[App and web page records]

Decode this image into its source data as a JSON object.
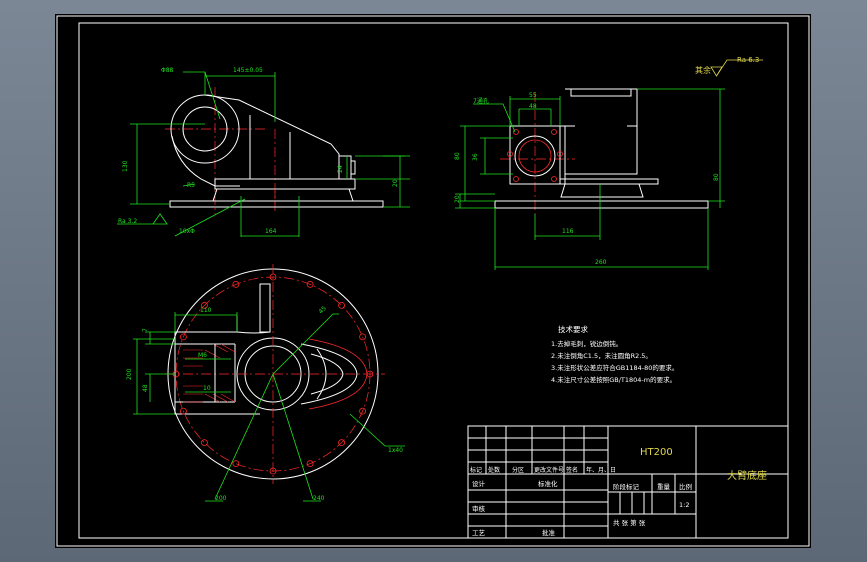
{
  "roughness_note": {
    "prefix": "其余",
    "value": "Ra 6.3"
  },
  "dims": {
    "top": {
      "d1": "Φ88",
      "d2": "145±0.05",
      "d3": "20",
      "d4": "24",
      "d5": "R5",
      "d6": "130",
      "d7": "164",
      "ra": "Ra 3.2",
      "thread": "10xΦ"
    },
    "side": {
      "d1": "7通孔",
      "d2": "55",
      "d3": "48",
      "d4": "80",
      "d5": "36",
      "d6": "20",
      "d7": "116",
      "d8": "80",
      "d9": "260"
    },
    "bottom": {
      "d1": "110",
      "d2": "7",
      "d3": "M6",
      "d4": "10",
      "d5": "45",
      "d6": "200",
      "d7": "240",
      "d8": "1x40",
      "d9": "48"
    }
  },
  "notes": {
    "title": "技术要求",
    "items": [
      "1.去掉毛刺，锐边倒钝。",
      "2.未注倒角C1.5，未注圆角R2.5。",
      "3.未注形状公差应符合GB1184-80的要求。",
      "4.未注尺寸公差按照GB/T1804-m的要求。"
    ]
  },
  "title_block": {
    "material": "HT200",
    "part_name": "大臂底座",
    "scale_label": "比例",
    "scale": "1:2",
    "weight_label": "重量",
    "stage_label": "阶段标记",
    "sheet_total": "共   张  第   张",
    "rev_headers": [
      "标记",
      "处数",
      "分区",
      "更改文件号",
      "签名",
      "年、月、日"
    ],
    "roles": [
      "设计",
      "标准化",
      "审核",
      "工艺",
      "批准"
    ]
  }
}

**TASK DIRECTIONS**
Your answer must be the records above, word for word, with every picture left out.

**THE ANSWER**
Decode this image into its source data as a JSON object.
{
  "roughness_note": {
    "prefix": "其余",
    "value": "Ra 6.3"
  },
  "dims": {
    "top": {
      "d1": "Φ88",
      "d2": "145±0.05",
      "d3": "20",
      "d4": "24",
      "d5": "R5",
      "d6": "130",
      "d7": "164",
      "ra": "Ra 3.2",
      "thread": "10xΦ"
    },
    "side": {
      "d1": "7通孔",
      "d2": "55",
      "d3": "48",
      "d4": "80",
      "d5": "36",
      "d6": "20",
      "d7": "116",
      "d8": "80",
      "d9": "260"
    },
    "bottom": {
      "d1": "110",
      "d2": "7",
      "d3": "M6",
      "d4": "10",
      "d5": "45",
      "d6": "200",
      "d7": "240",
      "d8": "1x40",
      "d9": "48"
    }
  },
  "notes": {
    "title": "技术要求",
    "items": [
      "1.去掉毛刺，锐边倒钝。",
      "2.未注倒角C1.5，未注圆角R2.5。",
      "3.未注形状公差应符合GB1184-80的要求。",
      "4.未注尺寸公差按照GB/T1804-m的要求。"
    ]
  },
  "title_block": {
    "material": "HT200",
    "part_name": "大臂底座",
    "scale_label": "比例",
    "scale": "1:2",
    "weight_label": "重量",
    "stage_label": "阶段标记",
    "sheet_total": "共   张  第   张",
    "rev_headers": [
      "标记",
      "处数",
      "分区",
      "更改文件号",
      "签名",
      "年、月、日"
    ],
    "roles": [
      "设计",
      "标准化",
      "审核",
      "工艺",
      "批准"
    ]
  }
}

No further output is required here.